The first “Deadpool’s” greatest weapon in its arsenal was its fortuitous release in a season typified by being a cinematic dumping ground, and at a time when the superhero movie genre, despite seeing almost no shortage of acclaimed entries, was justifiably perceived to be moving towards a tiring overproduced and bombastic blockbuster formula.
Freedoms granted by its R rating emboldened the filmmakers to explore far bolder territory than most PG-13 faire for superhero movies and helped to make the film a certified hit, heralded as the breath of fresh air that the genre needed before a slew of incoming movies helped it to find new footing and successfully revived and stabilized the career of the stupendously underappreciated Ryan Reynolds, who was in desperate need of a hit after being attached to an unfortunate string of box office duds.
As a result, “Deadpool” has managed to become a significant success story in its brief existence that has earned quite a legacy to live up to and the portion of that legacy composed of the movie’s originality played a healthy hand in my initial skepticism as to whether or not “Deadpool 2” was up to the task.
While working his way through some personal problems, Wade Wilson (reprised by Ryan Reynolds), finds himself protecting a mutant child with anger issues from a time traveler named Cable (Josh Brolin). “Deadpool 2” just about fits the bill perfectly with everything you would want out of a sequel by simply doing almost everything that the first did but quite possibly bigger and better. The sequel’s action is more stylish than ever under the direction of John Wick co-director David Leitch and it even manages to surpass the original in its sense of humor while having a much better pace to it.
Deadpool’s new mercenary friends going by the name of X-Force are composed of a fairly impressive cast of actors that amp you up for a more traditional turn, only to subvert expectations in a sequence that almost plays out as a dark joke punchline in the form of a set piece that had me laughing for almost five minutes straight. Even with massive comedic gags like that set up, however, the film still keeps a surprisingly strong dramatic element intact that provides a firm grounding for the tone and reminds us that as great as Ryan Reynolds is at doing the clown act, Deadpool is ultimately endearing because he is an actual character beyond all of the snarky gimmicks.
As a result, the most effective aspect of “Deadpool 2” in the heat of viewing is a streak of unpredictability that follows it from beginning to end as you’re genuinely left wondering whether or not they’re going to play it straight for drama or rip the carpet out from under you to comedic effect and the balance never really comes undone.
If “Deadpool 2” is guilty of any truly tangible flaw, it’s that the movie is noticeably less ambitious than its predecessor to a bit of a fault.

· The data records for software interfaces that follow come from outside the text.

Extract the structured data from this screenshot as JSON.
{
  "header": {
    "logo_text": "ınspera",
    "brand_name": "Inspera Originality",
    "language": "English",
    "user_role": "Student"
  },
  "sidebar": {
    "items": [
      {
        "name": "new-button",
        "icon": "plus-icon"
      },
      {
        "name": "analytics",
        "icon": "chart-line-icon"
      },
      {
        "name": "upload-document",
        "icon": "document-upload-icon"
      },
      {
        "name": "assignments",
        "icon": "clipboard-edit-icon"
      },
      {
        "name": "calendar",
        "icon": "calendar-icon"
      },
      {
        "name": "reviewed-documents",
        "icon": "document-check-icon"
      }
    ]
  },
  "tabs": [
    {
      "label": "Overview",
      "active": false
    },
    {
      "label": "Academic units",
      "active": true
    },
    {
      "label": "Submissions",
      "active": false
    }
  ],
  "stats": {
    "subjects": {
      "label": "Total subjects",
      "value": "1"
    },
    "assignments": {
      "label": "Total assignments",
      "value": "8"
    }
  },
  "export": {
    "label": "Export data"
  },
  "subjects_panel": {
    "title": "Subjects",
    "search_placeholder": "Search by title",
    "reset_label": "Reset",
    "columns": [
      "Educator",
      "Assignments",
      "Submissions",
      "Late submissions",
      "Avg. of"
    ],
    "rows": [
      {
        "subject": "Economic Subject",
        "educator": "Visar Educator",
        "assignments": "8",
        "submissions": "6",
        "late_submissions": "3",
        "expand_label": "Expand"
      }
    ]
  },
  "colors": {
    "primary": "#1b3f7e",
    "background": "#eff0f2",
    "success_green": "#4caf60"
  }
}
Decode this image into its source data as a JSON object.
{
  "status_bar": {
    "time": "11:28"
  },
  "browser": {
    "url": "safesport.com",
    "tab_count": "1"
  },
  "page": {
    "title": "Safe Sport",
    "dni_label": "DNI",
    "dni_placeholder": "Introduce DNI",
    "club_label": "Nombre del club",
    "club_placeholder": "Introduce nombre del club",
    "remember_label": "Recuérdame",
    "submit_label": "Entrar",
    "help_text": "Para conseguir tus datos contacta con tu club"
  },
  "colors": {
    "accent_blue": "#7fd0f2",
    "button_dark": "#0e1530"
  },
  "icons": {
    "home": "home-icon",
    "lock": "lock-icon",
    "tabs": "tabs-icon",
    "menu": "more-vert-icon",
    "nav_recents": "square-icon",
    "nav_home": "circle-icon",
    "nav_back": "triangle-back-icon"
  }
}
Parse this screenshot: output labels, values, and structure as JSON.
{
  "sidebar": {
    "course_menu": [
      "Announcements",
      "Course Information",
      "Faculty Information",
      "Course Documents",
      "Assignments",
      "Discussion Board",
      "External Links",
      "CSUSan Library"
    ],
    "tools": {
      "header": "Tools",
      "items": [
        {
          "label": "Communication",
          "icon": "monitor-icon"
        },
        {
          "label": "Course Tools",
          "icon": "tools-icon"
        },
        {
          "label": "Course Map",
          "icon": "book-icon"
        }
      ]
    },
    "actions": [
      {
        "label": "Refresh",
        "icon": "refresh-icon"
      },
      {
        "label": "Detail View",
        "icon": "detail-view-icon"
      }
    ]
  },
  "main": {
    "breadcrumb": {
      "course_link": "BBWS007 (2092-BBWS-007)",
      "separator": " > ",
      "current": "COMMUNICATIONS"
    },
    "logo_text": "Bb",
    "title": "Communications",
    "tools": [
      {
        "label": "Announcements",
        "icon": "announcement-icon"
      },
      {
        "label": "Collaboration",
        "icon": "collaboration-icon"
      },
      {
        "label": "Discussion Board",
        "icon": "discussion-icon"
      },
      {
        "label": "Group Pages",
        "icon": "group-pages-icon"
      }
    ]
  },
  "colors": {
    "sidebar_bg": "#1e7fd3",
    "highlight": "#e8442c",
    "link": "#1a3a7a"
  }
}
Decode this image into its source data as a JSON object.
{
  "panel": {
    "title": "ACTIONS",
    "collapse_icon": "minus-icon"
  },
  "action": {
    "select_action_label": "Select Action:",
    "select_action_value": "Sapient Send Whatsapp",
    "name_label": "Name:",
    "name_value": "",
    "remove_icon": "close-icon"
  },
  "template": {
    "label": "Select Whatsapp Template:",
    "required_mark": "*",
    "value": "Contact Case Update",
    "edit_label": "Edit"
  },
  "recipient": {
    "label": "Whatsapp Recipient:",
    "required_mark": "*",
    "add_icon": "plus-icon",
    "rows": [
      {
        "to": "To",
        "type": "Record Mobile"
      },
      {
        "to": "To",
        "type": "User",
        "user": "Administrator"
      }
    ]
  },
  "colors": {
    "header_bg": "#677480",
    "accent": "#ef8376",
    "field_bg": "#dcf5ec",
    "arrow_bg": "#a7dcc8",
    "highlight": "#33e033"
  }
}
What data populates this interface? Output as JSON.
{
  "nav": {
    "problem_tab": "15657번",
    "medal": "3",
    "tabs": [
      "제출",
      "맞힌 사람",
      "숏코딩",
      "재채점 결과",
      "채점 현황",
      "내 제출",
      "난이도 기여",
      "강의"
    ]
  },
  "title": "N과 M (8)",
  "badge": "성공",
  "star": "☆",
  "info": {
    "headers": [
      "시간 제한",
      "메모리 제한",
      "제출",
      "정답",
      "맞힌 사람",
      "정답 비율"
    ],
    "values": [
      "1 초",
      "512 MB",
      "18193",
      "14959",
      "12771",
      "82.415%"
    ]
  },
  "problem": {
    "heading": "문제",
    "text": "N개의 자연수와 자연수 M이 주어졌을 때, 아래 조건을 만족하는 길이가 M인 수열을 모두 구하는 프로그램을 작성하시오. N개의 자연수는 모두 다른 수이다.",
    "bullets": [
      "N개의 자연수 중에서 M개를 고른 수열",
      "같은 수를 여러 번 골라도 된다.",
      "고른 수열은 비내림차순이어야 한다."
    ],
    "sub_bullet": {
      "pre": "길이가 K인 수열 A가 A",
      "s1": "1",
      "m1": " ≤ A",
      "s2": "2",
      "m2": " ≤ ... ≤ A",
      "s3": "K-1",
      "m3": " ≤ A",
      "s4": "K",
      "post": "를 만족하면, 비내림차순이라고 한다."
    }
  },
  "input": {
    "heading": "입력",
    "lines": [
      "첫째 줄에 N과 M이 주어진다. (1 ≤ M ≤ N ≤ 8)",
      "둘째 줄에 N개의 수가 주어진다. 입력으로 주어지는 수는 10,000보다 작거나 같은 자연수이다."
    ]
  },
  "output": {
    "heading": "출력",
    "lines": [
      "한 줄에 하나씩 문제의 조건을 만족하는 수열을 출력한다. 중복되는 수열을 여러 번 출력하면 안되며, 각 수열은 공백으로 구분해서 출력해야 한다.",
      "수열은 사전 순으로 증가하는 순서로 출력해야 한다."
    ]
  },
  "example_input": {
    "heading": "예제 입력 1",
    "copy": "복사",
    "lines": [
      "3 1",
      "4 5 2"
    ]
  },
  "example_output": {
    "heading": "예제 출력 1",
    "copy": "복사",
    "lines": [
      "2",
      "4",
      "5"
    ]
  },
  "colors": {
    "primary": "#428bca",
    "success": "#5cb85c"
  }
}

On average, I’d dare to say that this one is probably the superior film sheerly in terms of filmmaking execution, but the original flavor of the first movie that made it stand out from the crowd is slowly starting to give way for tactics and style found in more traditional superhero faire and benefitting from the novelty of its mature tone only in a freedom of language usage in dialogue and some admittedly impressively gruesome action sequences that are very real about how ugly action involving a dual katana-wielding and gun toting mercenary in a world of superpowers can get.
Not assisting this are the efforts of Reynolds’ banter to be more singularly focused upon quirks of its own genre and blockbuster status, which can lead to a few chuckles here and there but feel fairly cheapened whenever things decide to go down the conventional route. While it doesn’t wholly live up to the unique precedent for R-rated superhero movies set by the first film and maintained by last year’s send off to Wolverine in “Logan,” however, “Deadpool 2” is an undeniable blast of summer blockbuster that proves the original wasn’t a fluke and endears by being more sincere than its cynical attitude and conduct would have you believe.
Just be sure to leave the kids at home unless you’re ready to have some uncomfortable conversations on anatomy with them.
Graduating from Texas A&M University—Commerce with a bachelor's degree in News and Editorial Journalism, Jordan Wright has lived most of his adult life professionally critiquing films, from major blockbusters to indie dramas, and has no intentions of stopping.